### EXERCISE INSTRUCTIONS
Print the entries in full, word for word, but not the pictures.

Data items
# # # # #

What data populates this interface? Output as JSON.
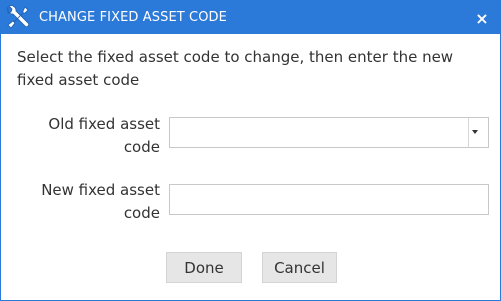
{
  "dialog": {
    "title": "CHANGE FIXED ASSET CODE",
    "title_icon": "tools-icon",
    "close_glyph": "×",
    "accent_color": "#2b79d8",
    "instruction": "Select the fixed asset code to change, then enter the new fixed asset code"
  },
  "form": {
    "old_code": {
      "label": "Old fixed asset code",
      "value": ""
    },
    "new_code": {
      "label": "New fixed asset code",
      "value": ""
    }
  },
  "buttons": {
    "done": "Done",
    "cancel": "Cancel"
  }
}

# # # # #

### OUTPUT FOR THIS EXERCISE
What data populates this interface? Output as JSON.
{
  "dialog": {
    "title": "CHANGE FIXED ASSET CODE",
    "title_icon": "tools-icon",
    "close_glyph": "×",
    "accent_color": "#2b79d8",
    "instruction": "Select the fixed asset code to change, then enter the new fixed asset code"
  },
  "form": {
    "old_code": {
      "label": "Old fixed asset code",
      "value": ""
    },
    "new_code": {
      "label": "New fixed asset code",
      "value": ""
    }
  },
  "buttons": {
    "done": "Done",
    "cancel": "Cancel"
  }
}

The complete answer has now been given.